**Directions for this task**
Produce a copy of every line in the records that holds the string "JSON".

[Component data from apps and pages]

•••

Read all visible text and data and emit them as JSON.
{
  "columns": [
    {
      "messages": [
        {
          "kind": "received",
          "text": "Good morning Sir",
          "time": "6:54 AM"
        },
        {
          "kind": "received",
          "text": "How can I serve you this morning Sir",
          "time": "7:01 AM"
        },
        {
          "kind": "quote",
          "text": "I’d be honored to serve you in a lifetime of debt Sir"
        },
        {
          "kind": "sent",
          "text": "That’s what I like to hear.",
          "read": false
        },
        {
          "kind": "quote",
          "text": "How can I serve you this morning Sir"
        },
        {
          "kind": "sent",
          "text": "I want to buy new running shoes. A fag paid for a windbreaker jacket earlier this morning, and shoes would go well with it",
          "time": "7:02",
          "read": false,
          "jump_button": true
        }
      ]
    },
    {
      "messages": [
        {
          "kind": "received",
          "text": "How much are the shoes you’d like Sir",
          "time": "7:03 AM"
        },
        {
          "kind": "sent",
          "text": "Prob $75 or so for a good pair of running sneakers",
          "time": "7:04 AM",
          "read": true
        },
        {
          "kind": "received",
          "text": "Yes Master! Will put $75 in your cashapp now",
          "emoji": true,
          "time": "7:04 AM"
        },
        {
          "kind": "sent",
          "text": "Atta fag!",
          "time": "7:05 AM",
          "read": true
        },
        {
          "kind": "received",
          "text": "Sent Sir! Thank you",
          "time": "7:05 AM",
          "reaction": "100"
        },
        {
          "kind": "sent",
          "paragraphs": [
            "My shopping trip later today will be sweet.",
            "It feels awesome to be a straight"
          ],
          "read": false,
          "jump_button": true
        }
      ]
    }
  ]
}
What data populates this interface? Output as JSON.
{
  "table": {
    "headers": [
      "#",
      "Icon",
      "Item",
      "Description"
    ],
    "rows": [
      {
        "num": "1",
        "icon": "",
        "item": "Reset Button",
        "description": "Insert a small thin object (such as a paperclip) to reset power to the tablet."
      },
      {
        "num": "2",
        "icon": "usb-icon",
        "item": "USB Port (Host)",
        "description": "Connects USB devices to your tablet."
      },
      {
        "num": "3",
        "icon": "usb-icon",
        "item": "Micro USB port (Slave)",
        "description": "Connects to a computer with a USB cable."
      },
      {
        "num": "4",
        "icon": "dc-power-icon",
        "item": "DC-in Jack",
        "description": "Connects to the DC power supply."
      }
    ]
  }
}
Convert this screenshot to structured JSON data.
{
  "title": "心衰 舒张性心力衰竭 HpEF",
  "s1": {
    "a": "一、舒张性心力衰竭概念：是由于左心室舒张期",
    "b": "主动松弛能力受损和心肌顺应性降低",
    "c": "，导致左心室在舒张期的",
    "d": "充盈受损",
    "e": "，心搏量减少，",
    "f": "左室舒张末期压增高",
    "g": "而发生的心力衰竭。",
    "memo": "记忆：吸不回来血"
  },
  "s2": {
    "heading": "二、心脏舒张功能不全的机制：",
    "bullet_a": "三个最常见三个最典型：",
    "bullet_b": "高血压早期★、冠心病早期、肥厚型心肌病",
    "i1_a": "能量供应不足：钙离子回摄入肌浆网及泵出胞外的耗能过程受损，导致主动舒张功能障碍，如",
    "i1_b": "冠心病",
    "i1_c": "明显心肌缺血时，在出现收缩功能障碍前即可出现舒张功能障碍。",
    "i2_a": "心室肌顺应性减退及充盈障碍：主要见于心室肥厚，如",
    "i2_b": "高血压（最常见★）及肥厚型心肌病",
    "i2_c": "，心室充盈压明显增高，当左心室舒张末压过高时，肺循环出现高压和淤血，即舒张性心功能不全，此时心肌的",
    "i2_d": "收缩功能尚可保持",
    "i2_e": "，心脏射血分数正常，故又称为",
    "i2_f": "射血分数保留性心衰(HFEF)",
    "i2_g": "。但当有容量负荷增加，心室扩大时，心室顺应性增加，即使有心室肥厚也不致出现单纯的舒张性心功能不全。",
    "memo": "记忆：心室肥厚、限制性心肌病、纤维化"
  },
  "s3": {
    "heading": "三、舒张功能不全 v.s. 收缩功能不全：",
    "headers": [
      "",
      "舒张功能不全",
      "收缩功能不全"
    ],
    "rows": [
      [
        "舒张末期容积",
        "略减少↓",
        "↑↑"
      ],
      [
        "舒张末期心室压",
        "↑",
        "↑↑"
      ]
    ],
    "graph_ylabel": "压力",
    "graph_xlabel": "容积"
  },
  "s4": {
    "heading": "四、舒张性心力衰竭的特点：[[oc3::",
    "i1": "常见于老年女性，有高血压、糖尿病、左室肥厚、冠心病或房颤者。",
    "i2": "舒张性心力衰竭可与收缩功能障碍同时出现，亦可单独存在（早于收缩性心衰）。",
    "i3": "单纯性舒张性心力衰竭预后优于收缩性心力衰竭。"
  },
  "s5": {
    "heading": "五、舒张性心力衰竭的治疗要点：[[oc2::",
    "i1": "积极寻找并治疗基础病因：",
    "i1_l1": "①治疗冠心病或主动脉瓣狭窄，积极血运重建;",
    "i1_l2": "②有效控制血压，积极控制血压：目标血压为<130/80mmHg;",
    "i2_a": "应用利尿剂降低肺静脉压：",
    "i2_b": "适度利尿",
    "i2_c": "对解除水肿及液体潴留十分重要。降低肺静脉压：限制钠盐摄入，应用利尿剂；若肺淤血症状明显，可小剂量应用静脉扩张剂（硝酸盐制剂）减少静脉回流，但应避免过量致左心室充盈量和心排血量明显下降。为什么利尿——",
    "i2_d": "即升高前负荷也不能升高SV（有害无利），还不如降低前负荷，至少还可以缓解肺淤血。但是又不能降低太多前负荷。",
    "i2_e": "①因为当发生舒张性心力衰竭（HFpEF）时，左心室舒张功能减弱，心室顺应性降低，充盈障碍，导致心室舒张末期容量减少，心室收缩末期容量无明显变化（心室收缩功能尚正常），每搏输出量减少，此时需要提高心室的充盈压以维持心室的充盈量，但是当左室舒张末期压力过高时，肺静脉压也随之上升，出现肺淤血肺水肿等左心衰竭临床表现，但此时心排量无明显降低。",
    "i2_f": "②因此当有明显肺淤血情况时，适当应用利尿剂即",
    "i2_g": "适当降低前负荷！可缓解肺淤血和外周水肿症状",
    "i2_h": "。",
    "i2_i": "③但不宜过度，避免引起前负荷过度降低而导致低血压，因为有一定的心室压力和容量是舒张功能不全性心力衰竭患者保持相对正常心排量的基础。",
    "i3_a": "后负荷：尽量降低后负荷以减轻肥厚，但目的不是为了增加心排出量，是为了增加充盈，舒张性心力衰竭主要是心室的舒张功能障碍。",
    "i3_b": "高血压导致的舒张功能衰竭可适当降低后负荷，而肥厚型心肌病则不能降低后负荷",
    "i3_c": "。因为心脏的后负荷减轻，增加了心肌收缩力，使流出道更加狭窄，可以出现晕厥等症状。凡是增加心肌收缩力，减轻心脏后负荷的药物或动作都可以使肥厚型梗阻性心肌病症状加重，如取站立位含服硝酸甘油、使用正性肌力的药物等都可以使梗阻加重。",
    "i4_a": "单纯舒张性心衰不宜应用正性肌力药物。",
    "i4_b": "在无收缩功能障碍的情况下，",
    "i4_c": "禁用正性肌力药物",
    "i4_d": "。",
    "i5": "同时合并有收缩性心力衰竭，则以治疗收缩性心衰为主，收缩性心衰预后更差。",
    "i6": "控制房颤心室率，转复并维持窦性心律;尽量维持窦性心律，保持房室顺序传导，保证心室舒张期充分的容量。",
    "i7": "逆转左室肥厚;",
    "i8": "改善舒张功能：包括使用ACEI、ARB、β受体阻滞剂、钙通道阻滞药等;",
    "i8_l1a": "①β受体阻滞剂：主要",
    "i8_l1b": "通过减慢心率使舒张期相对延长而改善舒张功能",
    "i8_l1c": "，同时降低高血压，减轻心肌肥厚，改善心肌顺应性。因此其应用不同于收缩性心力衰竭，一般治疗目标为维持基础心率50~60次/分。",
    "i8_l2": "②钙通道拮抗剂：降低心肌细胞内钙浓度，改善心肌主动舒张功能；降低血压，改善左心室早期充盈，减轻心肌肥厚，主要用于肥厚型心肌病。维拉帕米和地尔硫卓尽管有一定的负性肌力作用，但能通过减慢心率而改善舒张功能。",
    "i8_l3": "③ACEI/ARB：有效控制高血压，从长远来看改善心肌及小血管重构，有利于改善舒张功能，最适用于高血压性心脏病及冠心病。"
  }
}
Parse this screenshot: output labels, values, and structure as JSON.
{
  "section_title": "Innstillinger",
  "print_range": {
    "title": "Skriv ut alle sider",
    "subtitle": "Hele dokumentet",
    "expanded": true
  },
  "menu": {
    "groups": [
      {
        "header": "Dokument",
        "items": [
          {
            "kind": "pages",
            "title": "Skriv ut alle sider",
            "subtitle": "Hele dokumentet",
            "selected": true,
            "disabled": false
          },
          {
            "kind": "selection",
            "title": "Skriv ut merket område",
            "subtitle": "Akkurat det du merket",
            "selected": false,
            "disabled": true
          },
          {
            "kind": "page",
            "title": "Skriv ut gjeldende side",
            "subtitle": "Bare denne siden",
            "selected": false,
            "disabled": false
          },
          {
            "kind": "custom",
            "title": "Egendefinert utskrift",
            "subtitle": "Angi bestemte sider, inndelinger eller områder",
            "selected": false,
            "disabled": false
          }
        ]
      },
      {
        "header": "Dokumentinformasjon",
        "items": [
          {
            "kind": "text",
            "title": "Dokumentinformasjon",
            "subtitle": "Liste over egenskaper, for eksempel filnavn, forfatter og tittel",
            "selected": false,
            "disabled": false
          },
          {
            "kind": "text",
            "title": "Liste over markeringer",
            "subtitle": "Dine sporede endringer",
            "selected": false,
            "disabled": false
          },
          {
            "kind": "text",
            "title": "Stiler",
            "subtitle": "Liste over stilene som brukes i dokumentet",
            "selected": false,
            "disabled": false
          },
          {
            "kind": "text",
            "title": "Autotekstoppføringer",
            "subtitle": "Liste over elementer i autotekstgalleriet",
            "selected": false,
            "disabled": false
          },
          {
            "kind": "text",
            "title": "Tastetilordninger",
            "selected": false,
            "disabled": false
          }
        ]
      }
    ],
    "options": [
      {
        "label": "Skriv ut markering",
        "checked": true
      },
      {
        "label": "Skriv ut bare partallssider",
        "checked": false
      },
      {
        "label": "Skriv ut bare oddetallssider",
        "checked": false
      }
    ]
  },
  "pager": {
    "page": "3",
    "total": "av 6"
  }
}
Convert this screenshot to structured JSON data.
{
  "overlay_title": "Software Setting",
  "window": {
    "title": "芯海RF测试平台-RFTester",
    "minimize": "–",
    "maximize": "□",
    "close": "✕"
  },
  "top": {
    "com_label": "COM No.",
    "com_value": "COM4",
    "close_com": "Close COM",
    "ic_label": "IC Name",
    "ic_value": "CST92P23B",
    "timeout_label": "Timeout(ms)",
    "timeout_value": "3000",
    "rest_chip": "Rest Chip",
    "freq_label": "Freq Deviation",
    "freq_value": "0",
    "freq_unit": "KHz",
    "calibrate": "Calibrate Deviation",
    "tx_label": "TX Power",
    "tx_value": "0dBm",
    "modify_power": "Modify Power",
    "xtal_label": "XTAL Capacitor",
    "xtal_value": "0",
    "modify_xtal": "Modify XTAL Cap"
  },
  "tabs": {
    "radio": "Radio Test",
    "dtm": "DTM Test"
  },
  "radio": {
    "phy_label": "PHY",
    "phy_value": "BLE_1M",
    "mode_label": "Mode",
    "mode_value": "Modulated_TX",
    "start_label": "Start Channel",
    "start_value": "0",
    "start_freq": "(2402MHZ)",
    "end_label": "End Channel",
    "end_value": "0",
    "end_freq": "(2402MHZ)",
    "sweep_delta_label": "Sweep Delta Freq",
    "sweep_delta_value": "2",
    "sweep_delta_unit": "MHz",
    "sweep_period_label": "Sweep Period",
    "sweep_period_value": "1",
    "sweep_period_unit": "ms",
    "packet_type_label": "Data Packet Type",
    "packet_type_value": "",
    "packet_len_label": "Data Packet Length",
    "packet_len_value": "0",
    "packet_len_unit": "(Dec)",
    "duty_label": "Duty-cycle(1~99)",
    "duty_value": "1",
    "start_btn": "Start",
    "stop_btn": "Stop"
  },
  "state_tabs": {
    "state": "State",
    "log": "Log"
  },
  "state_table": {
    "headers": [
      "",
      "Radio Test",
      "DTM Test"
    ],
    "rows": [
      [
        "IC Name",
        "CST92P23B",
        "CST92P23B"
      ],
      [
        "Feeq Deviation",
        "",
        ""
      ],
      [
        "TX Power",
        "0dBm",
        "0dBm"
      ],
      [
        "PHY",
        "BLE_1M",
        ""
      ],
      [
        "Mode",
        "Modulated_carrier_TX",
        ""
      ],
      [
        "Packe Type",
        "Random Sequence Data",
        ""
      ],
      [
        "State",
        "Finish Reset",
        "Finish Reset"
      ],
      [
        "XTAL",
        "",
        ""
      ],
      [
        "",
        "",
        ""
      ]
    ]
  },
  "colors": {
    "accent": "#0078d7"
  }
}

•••

**Result**
Read all visible text and data and emit them as JSON.
What data populates this interface? Output as JSON.
Convert this screenshot to structured JSON data.
Parse this screenshot: output labels, values, and structure as JSON.
Convert this screenshot to structured JSON data.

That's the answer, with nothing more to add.